In 2002, former President George W. Bush’s administration said North Korea had admitted operating a secret nuclear weapons program in violation of the 1994 agreement. The following year North Korea withdrew from the Nuclear Non-Proliferation Treaty, reactivated its nuclear reactor for plutonium production and declared that it had nuclear weapons. Nevertheless, the Bush administration continued to follow the negotiations route. It participated in six party talks, which culminated in North Korea’s tentative agreement to give up its nuclear program in exchange for energy assistance, including oil, light water reactors and an electric grid.
In 2006, North Korea conducted its first nuclear weapons test. It also test fired its first long range missile. A year later, North Korea returned to the negotiating table, where it extracted a promise of an aid package worth $400 million in exchange for closing its main nuclear reactor. More promises from North Korea followed, including disabling its nuclear weapons facilities, which it did not keep despite reaping even more benefits. The six party talks broke down in December 2008 when North Korea refused to allow international inspectors unfettered access to its suspected nuclear sites.

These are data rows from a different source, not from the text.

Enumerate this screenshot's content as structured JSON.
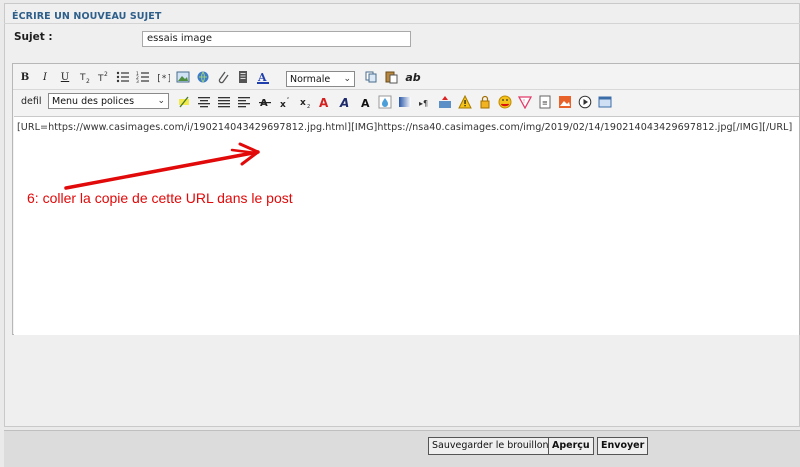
{
  "panel": {
    "title": "ÉCRIRE UN NOUVEAU SUJET"
  },
  "subject": {
    "label": "Sujet :",
    "value": "essais image"
  },
  "toolbar": {
    "row1": {
      "bold": "B",
      "italic": "I",
      "underline": "U",
      "size_select": "Normale",
      "ab": "ab"
    },
    "row2": {
      "defil": "defil",
      "font_select": "Menu des polices"
    }
  },
  "editor": {
    "content": "[URL=https://www.casimages.com/i/190214043429697812.jpg.html][IMG]https://nsa40.casimages.com/img/2019/02/14/190214043429697812.jpg[/IMG][/URL]"
  },
  "annotation": {
    "text": "6:  coller la copie de cette URL dans  le post",
    "color": "#e10909"
  },
  "footer": {
    "save_draft": "Sauvegarder le brouillon",
    "preview": "Aperçu",
    "send": "Envoyer"
  },
  "colors": {
    "title": "#2e5f8a",
    "annotation": "#e10909"
  }
}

After Barack Obama became president, North Korea conducted four additional nuclear bomb tests. Obama dithered, relying on toothless UN sanctions resolutions to deter North Korea. He followed a policy his administration called “strategic patience,” hoping the North Korean problem would resolve itself under pressure from the so-called international community. It did not work. North Korea’s nuclear weapons and ballistic missile programs grew by leaps and bounds during Obama’s two terms as president. Instead of trying to curb the North Korean menace, Obama’s “strategic patience” let the North Korean nuclear threat mushroom.
Learning nothing from the horrendous North Korean experience, Obama entered into negotiations with North Korea’s ally and nuclear technology collaborator Iran to slow down Iran’s nuclear program. After making multiple concessions and reaching the disastrous loophole-ridden deal with Iran known as the Joint Comprehensive Plan of Action (JCPOA), Obama described his achievement in terms eerily similar to how Bill Clinton described the Agreed Framework with North Korea two decades earlier.
“Today, because America negotiated from a position of strength and principle, we have stopped the spread of nuclear weapons in this region,” Obama said in praising his deal with Iran. “This deal demonstrates that American diplomacy can bring about real and meaningful change,” Obama added, “change that makes our country and the world safer and more secure.”
The world is far less safe today with a nuclear armed North Korea. This existential threat was made possible when former President Bill Clinton started us down the road of negotiations, followed by his successors, that benefited North Korea economically while buying them time to develop their nuclear weapons and ballistic missile capabilities. Barack Obama made the world even less safe when he fell for the same sleight of hand by Iran. In both cases, kicking the can down the road substituted for intelligent strategic policymaking. President Trump has now inherited both nuclear threats, and appears to be ready to confront them head on free of any blinders.